Is it a “great” movie? No, not quite. I don’t place the blame, however, on the shoulders of the main actors—Machine Gun Kelly (Tommy Lee), Douglas Booth (Nikki Sixx), Daniel Webber (Vince Neil) and Iwan Rheon (Mick Mars)—each of whom did more than a solid job in their roles (though Mick Mars never spoke as often as his character in the movie does). Even Pete Davidson’s disastrously bad performance as Electra Records rep Tom Zutaut wasn’t bad enough to bring the movie down. If “The Dirt” falls short of the mark, it’s because of director Jeff Tremaine, who took a wealth of great material and, in key moments, botched it.
The Mötley Crüe story is dark and gritty; they had to scratch and claw to make it out of the very competitive “Sunset Strip” scene of the early ‘80s to eventually become rock stars. People died—most notably, Vince’s daughter Skylar, who died of cancer at age four; Nicholas Dingley, aka “Razzle” of Hanoi Rocks, who died following a car crash where Vince was driving drunk and ended up in jail because of it; and Nikki, who died of a heroin overdose only to use again the very night he OD’d! There was also a wealth of family issues and the drama of divorces, most notably the “divorce” of Vince from Mötley until his eventual return.
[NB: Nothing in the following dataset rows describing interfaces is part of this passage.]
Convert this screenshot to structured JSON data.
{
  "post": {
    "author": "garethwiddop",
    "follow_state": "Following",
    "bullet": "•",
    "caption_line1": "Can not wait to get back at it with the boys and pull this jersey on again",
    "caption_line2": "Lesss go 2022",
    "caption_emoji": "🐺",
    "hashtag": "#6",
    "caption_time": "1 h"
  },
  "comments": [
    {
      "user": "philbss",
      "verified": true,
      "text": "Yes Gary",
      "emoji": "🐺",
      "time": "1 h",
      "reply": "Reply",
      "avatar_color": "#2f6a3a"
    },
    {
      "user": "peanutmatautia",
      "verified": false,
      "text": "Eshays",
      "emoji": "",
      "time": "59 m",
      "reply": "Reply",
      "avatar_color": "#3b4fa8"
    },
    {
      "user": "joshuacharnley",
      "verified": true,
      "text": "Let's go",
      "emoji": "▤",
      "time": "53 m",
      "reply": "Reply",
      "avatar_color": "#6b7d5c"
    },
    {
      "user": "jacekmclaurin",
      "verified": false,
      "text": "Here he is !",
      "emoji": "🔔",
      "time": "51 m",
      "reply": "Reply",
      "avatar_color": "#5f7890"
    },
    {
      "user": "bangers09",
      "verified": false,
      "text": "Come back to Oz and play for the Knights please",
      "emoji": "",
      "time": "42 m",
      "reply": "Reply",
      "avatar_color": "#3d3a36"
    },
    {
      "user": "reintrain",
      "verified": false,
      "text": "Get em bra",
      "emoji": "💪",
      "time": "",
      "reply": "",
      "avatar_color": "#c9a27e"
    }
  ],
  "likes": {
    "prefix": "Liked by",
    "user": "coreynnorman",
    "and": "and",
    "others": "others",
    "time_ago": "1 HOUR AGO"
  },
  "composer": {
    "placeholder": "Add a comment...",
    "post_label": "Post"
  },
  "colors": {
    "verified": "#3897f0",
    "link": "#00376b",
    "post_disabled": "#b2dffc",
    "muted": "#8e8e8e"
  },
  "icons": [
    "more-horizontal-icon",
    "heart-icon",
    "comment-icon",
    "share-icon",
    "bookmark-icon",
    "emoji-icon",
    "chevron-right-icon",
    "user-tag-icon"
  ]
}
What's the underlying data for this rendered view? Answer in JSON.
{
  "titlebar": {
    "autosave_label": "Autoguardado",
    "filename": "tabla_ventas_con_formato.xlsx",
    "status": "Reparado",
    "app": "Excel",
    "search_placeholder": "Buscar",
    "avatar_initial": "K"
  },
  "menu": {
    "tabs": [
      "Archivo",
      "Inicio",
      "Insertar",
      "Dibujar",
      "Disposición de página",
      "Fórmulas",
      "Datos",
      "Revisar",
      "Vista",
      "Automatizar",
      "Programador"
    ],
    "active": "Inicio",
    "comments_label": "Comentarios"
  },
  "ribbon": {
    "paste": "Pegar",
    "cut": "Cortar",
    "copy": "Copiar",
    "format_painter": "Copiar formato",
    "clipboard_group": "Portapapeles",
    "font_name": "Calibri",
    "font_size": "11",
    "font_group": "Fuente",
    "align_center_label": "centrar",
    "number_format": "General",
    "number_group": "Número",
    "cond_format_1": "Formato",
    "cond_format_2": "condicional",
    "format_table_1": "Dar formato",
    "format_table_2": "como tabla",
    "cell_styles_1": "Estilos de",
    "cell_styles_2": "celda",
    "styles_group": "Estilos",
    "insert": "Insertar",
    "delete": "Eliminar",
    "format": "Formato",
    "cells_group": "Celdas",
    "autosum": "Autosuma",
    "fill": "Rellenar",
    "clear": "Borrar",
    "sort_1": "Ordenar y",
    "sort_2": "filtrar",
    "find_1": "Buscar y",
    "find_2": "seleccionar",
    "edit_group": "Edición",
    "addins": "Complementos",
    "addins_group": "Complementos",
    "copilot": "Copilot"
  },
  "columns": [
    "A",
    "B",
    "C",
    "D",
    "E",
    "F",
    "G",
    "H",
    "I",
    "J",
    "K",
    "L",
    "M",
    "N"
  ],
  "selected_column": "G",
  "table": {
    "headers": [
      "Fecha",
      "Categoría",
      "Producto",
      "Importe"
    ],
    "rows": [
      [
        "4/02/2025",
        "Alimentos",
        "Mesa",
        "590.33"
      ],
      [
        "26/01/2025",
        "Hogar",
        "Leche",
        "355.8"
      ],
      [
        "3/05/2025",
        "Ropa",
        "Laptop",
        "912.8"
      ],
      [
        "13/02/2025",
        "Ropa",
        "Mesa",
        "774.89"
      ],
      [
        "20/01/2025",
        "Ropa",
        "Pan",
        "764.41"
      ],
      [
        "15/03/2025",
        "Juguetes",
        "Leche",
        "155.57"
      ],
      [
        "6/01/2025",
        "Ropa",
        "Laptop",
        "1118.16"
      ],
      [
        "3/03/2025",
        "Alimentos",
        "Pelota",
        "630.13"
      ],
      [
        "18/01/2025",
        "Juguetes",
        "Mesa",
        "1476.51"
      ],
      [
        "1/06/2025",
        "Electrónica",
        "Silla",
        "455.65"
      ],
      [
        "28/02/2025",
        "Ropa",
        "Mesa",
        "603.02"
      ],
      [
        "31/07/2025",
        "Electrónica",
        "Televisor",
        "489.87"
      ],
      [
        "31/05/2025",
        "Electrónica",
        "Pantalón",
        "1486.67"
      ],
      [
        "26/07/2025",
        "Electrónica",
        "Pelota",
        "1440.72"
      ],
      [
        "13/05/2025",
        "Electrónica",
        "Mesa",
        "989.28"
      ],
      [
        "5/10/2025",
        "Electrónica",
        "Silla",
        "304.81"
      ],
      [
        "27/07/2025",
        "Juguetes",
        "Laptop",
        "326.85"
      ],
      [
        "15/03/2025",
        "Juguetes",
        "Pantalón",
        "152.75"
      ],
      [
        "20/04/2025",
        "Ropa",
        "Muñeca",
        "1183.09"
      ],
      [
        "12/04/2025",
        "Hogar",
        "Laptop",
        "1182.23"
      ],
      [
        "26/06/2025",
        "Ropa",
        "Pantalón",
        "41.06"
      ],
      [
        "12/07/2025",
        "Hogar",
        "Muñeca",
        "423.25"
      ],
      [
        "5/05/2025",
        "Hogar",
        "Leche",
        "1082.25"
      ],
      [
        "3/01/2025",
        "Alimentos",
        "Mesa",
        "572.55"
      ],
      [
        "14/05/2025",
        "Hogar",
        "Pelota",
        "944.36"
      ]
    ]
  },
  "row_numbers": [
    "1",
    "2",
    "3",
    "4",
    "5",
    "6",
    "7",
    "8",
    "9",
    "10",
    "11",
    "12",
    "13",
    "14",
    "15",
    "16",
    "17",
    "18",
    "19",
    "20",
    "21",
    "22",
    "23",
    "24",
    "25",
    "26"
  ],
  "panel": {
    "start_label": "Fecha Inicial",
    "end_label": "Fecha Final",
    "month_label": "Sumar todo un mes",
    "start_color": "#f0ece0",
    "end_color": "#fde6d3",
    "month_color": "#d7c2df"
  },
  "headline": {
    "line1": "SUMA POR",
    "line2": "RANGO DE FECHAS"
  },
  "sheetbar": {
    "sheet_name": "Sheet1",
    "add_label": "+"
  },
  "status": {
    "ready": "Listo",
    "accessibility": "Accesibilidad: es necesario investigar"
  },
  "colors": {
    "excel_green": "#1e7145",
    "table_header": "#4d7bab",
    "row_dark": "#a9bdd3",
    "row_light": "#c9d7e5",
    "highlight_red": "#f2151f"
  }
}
Still, even with all of this real-life drama, Tremaine managed to keep the tone relatively light throughout, removing any of the grit and grime from the actual story and putting a light-hearted shine on the movie as he shifted quickly (and often clumsily) from scene to scene to scene. The best example of this tone-deaf approach was the climactic scene where Nikki overdoses. It was practically played for laughs, as the guy who brought him back to life by hitting him in the heart with two separate adrenaline shots high-fives his co-worker in the ambulance as Nikki says “ouch” upon coming back to life. Really? A high-five? “Ouch”? Ugh.
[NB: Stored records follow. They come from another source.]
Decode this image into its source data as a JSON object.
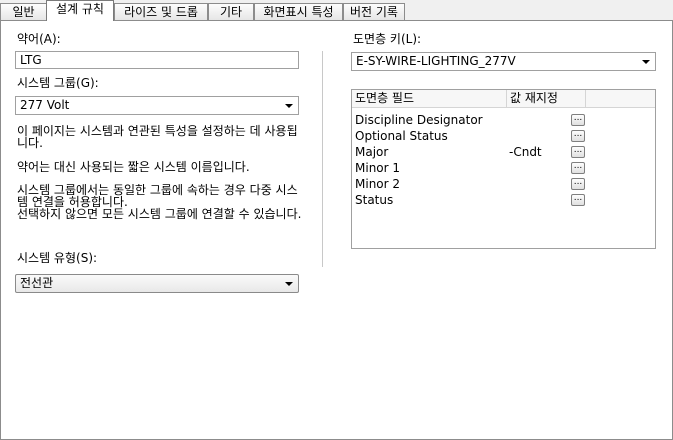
{
  "tabs": [
    {
      "label": "일반",
      "active": false
    },
    {
      "label": "설계 규칙",
      "active": true
    },
    {
      "label": "라이즈 및 드롭",
      "active": false
    },
    {
      "label": "기타",
      "active": false
    },
    {
      "label": "화면표시 특성",
      "active": false
    },
    {
      "label": "버전 기록",
      "active": false
    }
  ],
  "left": {
    "abbr_label": "약어(A):",
    "abbr_value": "LTG",
    "group_label": "시스템 그룹(G):",
    "group_value": "277 Volt",
    "desc1": "이 페이지는 시스템과 연관된 특성을 설정하는 데 사용됩니다.",
    "desc2": "약어는 대신 사용되는 짧은 시스템 이름입니다.",
    "desc3": "시스템 그룹에서는 동일한 그룹에 속하는 경우 다중 시스템 연결을 허용합니다.",
    "desc4": "선택하지 않으면 모든 시스템 그룹에 연결할 수 있습니다.",
    "type_label": "시스템 유형(S):",
    "type_value": "전선관"
  },
  "right": {
    "layer_key_label": "도면층 키(L):",
    "layer_key_value": "E-SY-WIRE-LIGHTING_277V",
    "grid_headers": {
      "field": "도면층 필드",
      "override": "값 재지정"
    },
    "grid_rows": [
      {
        "field": "Discipline Designator",
        "value": "",
        "button": "..."
      },
      {
        "field": "Optional Status",
        "value": "",
        "button": "..."
      },
      {
        "field": "Major",
        "value": "-Cndt",
        "button": "..."
      },
      {
        "field": "Minor 1",
        "value": "",
        "button": "..."
      },
      {
        "field": "Minor 2",
        "value": "",
        "button": "..."
      },
      {
        "field": "Status",
        "value": "",
        "button": "..."
      }
    ]
  }
}
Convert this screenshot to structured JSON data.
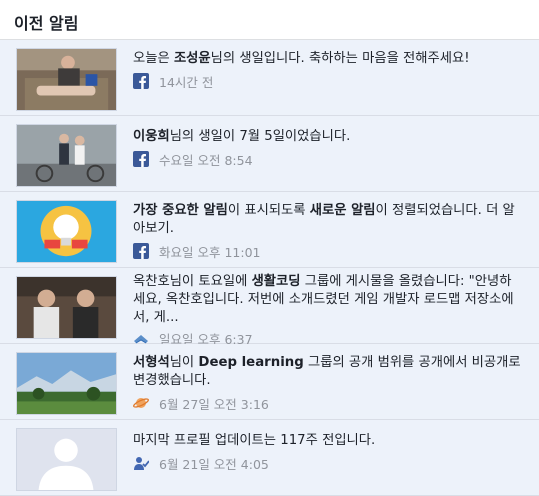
{
  "header": {
    "title": "이전 알림"
  },
  "notifications": [
    {
      "parts": [
        "오늘은 ",
        "조성윤",
        "님의 생일입니다. 축하하는 마음을 전해주세요!"
      ],
      "time": "14시간 전",
      "icon": "facebook-icon"
    },
    {
      "parts": [
        "",
        "이웅희",
        "님의 생일이 7월 5일이었습니다."
      ],
      "time": "수요일 오전 8:54",
      "icon": "facebook-icon"
    },
    {
      "parts": [
        "",
        "가장 중요한 알림",
        "이 표시되도록 ",
        "새로운 알림",
        "이 정렬되었습니다. 더 알아보기."
      ],
      "time": "화요일 오후 11:01",
      "icon": "facebook-icon"
    },
    {
      "parts": [
        "옥찬호님이 토요일에 ",
        "생활코딩",
        " 그룹에 게시물을 올렸습니다: \"안녕하세요, 옥찬호입니다. 저번에 소개드렸던 게임 개발자 로드맵 저장소에서, 게..."
      ],
      "time": "일요일 오후 6:37",
      "icon": "group-icon"
    },
    {
      "parts": [
        "",
        "서형석",
        "님이 ",
        "Deep learning",
        " 그룹의 공개 범위를 공개에서 비공개로 변경했습니다."
      ],
      "time": "6월 27일 오전 3:16",
      "icon": "planet-icon"
    },
    {
      "parts": [
        "마지막 프로필 업데이트는 117주 전입니다."
      ],
      "time": "6월 21일 오전 4:05",
      "icon": "profile-update-icon"
    }
  ],
  "colors": {
    "item_bg": "#edf2fa",
    "facebook_blue": "#3b5998",
    "meta_gray": "#90949c"
  }
}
And for a movie about a band, there was a disturbing lack of attention paid to Mötley Crüe’s music in “The Dirt.” The movie spent precious little time discussing songs or albums, even such career-defining tracks as “Home Sweet Home,” “Kickstart My Heart” or “Girls, Girls, Girls.” Even the success of their chart-topping album “Dr. Feelgood” was breezed over as if it was a meaningless blip on their career’s radar (if anything, their lengthy Feelgood tour was seen as a pain-in-the-ass inconvenience that led to Vince quitting the band or being fired, depending on whose version of the story you believe).
The best example of this tone-deaf approach was the climactic scene where Nikki overdoses. It was practically played for laughs, as the guy who brought him back to life by hitting him in the heart with two separate adrenaline shots high-fives his co-worker in the ambulance as Nikki says “ouch” upon coming back to life. Really? A high-five? “Ouch”? Ugh.
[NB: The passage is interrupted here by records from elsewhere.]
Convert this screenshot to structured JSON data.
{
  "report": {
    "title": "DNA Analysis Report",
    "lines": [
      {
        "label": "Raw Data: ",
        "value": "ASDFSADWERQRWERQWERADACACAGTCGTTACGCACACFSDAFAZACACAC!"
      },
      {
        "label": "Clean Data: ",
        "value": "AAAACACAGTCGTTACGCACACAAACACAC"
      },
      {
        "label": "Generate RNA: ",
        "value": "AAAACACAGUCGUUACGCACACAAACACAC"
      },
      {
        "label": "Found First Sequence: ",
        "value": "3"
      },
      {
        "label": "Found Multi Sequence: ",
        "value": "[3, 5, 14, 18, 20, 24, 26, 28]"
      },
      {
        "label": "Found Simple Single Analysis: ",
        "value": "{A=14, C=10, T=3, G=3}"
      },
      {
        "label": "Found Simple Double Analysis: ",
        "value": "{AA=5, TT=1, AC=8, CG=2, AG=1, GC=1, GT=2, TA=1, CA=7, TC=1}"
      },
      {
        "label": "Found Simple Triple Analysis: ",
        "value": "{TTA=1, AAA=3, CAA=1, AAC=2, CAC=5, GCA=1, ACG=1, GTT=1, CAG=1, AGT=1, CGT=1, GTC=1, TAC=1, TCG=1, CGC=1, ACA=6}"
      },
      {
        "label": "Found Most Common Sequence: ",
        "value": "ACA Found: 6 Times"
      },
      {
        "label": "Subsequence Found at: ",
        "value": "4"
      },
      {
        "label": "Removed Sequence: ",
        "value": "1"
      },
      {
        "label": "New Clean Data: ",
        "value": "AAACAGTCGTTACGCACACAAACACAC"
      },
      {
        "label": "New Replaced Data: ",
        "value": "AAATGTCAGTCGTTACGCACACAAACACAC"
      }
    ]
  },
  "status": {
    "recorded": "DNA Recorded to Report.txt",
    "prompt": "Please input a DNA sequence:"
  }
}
But speaking of those “Girls, Girls, Girls” … there were plenty of them in “The Dirt” and plenty of sex as well (how about that squirting scene, and on Netflix no less!), and the boys’ love of strip clubs was certainly not overlooked. In fact, Mötley Crüe’s connection to the club industry is well documented, both in the movie and the book. It’s this connection that led to Mötley Crüe’s induction into our (ED Publications’) Hall of Fame back in 2007 (Vince Neil was on hand to accept), mainly for writing what has long been considered the most well-known track in the history of the strip club industry, “Girl, Girls, Girls.”
Whether or not you enjoy “The Dirt” will depend on your expectations. If you’re expecting a Martin-Scorsese-style treatment or even a film worthy of the praise that’s been bestowed upon the Queen biopic “Bohemian Rhapsody,” you’ll be disappointed. “The Dirt” isn’t going to get any Academy Award nominations anytime soon. But if it’s their connection to the industry that sparks your curiosity, the fact that the movie is full of sex, drugs and rock ’n’ roll, or that you’re a longtime “Crüe Head,” “The Dirt” will definitely entertain you.